The somewhat herky-jerky Wikipedia definition of "noblesse oblige" (nobility obliges) includes these observations:
In "Le Lys dans la vallée", written in 1835 and published in 1836, Honoré de Balzac recommends certain standards of behaviour to a young man, concluding: "Everything I have just told you can be summarized by an old word: noblesse oblige!" His advice had included comments like "others will respect you for detesting people who have done detestable things," but nothing about generosity or benevolence. He later includes the exhortation that a noble person performs services for others not for gain or recognition, but simply because it was the right thing to do.
How much of anyone's conversation and thought is focused on detesting things that are detestable and finding a home among those who likewise find them detestable? It's quite a social habit, I think -- perhaps even socializing. But it is such thin gruel.
And again I come around to Gautama's alleged encouragement: "It is not what others do and do not do that is my concern.
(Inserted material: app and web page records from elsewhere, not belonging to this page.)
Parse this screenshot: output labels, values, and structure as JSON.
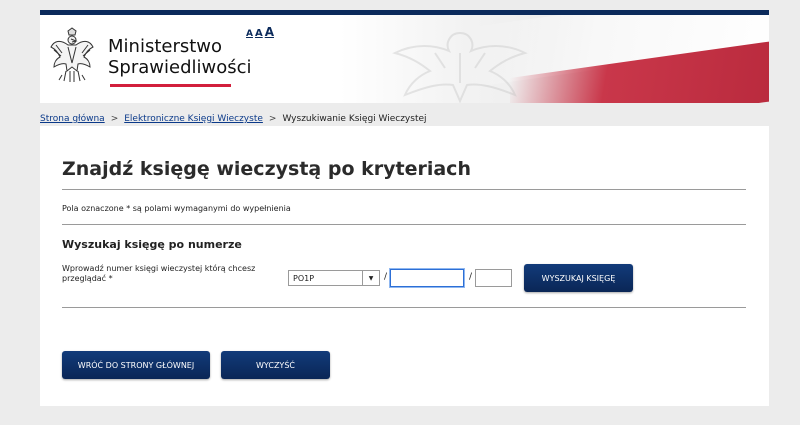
{
  "header": {
    "ministry_line1": "Ministerstwo",
    "ministry_line2": "Sprawiedliwości",
    "font_sizes": [
      "A",
      "A",
      "A"
    ]
  },
  "breadcrumb": {
    "home": "Strona główna",
    "ekw": "Elektroniczne Księgi Wieczyste",
    "current": "Wyszukiwanie Księgi Wieczystej",
    "separator": ">"
  },
  "main": {
    "title": "Znajdź księgę wieczystą po kryteriach",
    "required_note": "Pola oznaczone * są polami wymaganymi do wypełnienia",
    "section_title": "Wyszukaj księgę po numerze",
    "prompt": "Wprowadź numer księgi wieczystej którą chcesz przeglądać *",
    "court_code_value": "PO1P",
    "number_value": "",
    "check_digit_value": "",
    "slash": "/",
    "search_button": "WYSZUKAJ KSIĘGĘ",
    "back_button": "WRÓĆ DO STRONY GŁÓWNEJ",
    "clear_button": "WYCZYŚĆ"
  },
  "colors": {
    "navy": "#0c2d63",
    "red_accent": "#d21f3c",
    "link": "#0b3a8a"
  }
}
It is what I do and do not do -- that is my concern."
Is it true? -- everyone would like to be thought noble, but few are willing to make the effort that would actualize what is elevated.